Rachel Gordon of West Orange, an IDF lone soldier, was nominated by her IDF base commander and the commander of aerial defense to receive the President’s award for outstanding service to the soldiers on her base. The nomination was escalated by the commander of the IDF Air Force, and ultimately ratified by the Ramatchal/Chief of Staff. Gordon received the prestigious President’s Award of Excellence, along with 119 other IDF soldiers, during a Yom Ha’atzmaut ceremony at the home of President Rivlin in Israel.
Gordon related to The Jewish Link: “I grew up in a community where Zionism and Judaism are core values.”
During her studies at the University of Pittsburgh, she was overwhelmed by the level of influence enjoyed by anti-Israel campus student movements. This experience influenced her to spend a semester of her second year at Hebrew University, ultimately prompting her to enlist in the IDF. She now serves as a social worker/welfare case manager in an anti-aircraft missile unit in the air force. Her job is to ensure that the home lives of her base soldiers are stable, their basic living requirements are met when they go home on leave and that they are able to receive financial aid for their families if needed.
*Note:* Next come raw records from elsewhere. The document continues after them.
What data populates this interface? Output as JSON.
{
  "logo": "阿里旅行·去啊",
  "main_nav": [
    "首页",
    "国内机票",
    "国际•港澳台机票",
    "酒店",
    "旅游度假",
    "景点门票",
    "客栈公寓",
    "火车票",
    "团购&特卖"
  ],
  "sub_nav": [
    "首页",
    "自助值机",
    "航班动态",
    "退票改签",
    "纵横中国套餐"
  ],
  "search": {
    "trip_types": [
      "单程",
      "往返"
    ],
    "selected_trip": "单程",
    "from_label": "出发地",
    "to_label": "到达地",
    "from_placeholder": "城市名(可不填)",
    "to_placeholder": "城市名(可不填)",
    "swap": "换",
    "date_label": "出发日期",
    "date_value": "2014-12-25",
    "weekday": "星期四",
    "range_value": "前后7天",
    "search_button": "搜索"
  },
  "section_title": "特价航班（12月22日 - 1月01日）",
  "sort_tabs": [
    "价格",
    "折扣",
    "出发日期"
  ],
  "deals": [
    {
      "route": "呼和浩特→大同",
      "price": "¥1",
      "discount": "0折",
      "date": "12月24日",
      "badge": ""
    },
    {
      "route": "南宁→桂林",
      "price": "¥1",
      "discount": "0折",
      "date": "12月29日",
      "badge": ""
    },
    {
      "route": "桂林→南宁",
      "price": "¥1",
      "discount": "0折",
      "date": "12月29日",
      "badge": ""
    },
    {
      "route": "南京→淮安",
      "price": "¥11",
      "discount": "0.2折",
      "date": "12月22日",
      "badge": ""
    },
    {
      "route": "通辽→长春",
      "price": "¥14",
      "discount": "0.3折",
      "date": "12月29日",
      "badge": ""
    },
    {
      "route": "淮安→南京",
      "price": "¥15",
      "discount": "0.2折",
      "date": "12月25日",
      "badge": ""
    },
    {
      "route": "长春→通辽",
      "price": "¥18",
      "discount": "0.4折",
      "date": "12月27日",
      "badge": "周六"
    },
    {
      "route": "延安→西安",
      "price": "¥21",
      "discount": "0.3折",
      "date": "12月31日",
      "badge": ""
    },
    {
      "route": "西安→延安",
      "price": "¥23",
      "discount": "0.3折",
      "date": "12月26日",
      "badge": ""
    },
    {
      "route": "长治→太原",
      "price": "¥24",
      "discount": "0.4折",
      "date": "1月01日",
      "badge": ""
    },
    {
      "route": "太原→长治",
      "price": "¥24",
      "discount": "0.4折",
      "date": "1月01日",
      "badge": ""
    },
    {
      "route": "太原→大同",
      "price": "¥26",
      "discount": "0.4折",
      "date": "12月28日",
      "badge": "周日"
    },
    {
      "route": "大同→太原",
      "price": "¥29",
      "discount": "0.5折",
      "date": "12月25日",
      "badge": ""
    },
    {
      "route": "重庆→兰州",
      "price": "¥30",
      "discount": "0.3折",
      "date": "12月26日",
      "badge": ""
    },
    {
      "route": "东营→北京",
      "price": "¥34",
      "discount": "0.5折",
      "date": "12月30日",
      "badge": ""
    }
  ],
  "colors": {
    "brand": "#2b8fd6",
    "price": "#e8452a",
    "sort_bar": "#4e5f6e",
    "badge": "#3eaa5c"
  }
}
Gordon said she is inspired by the equalizer that is the IDF uniform. The mandatory military duty of 18- to 21-year-olds in Israel brings people of all socioeconomic and ethnic backgrounds into IDF service. “We all do kitchen duty, we all have guard duty in the middle of the night, we all get in trouble for being late or not polishing our shoes. We sweat and cry and laugh together.”
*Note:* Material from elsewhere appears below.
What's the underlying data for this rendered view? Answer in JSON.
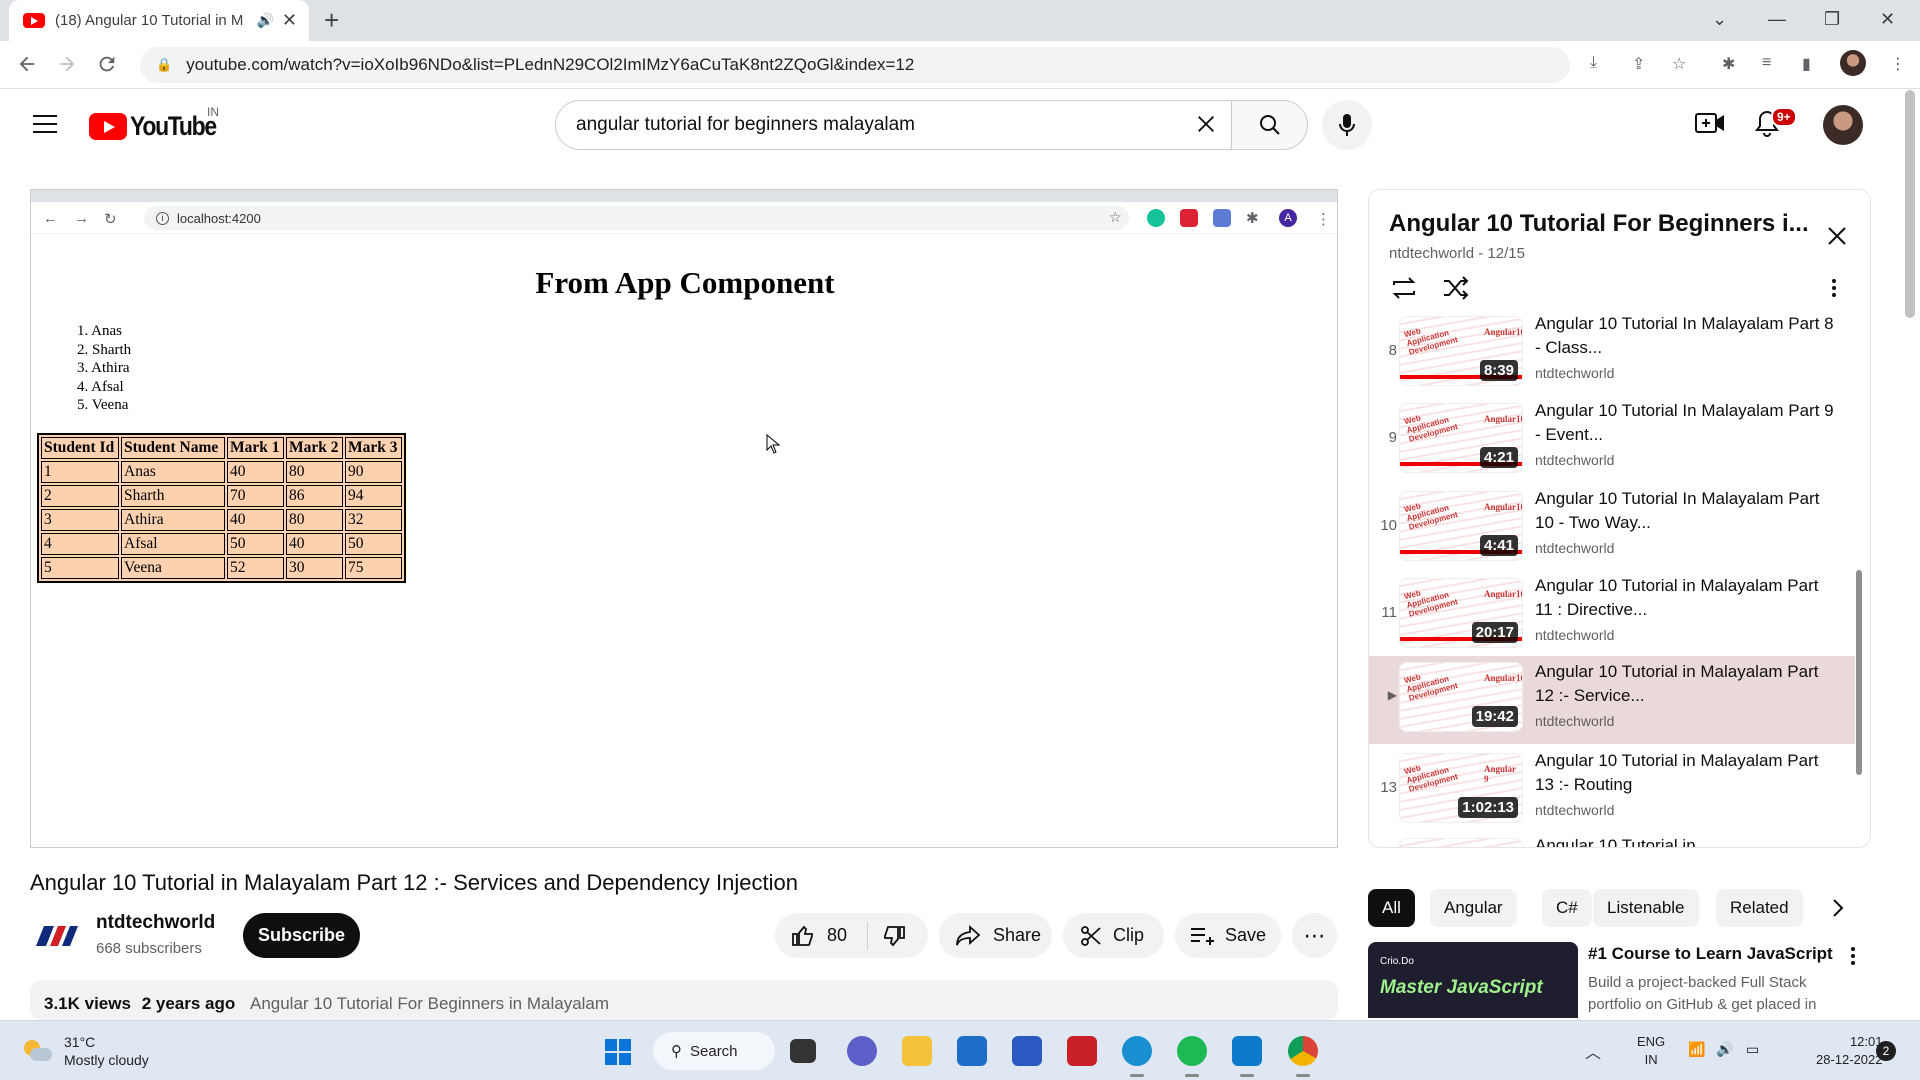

Part of Gordon’s job is providing soldiers and their families with the basic necessities of life. She greatly credits her ability to do this work to organizations like FIDF (Friends of the IDF) and Aguda Le Ma’an Ha Chayal (Association to Benefit the Soldier), and all of the people who donate to them. She said, “With the aid provided, soldiers are able to focus on their important missions, absent the need to worry about whether their little sister or brother has enough to eat, or their mother has a bed on which to sleep.” Bear in mind that IDF service removes from the Israeli economy and each family’s financial profile every young person in the country between the ages of 18-21.
Gordon also notes that the hardest thing for her is being so far away from her own family and home life. She also misses showering without flip-flops…
Gordon is grateful to her family and community for their support of her and for instilling in her a love of Judaism and Israel.
By Ellie Wolf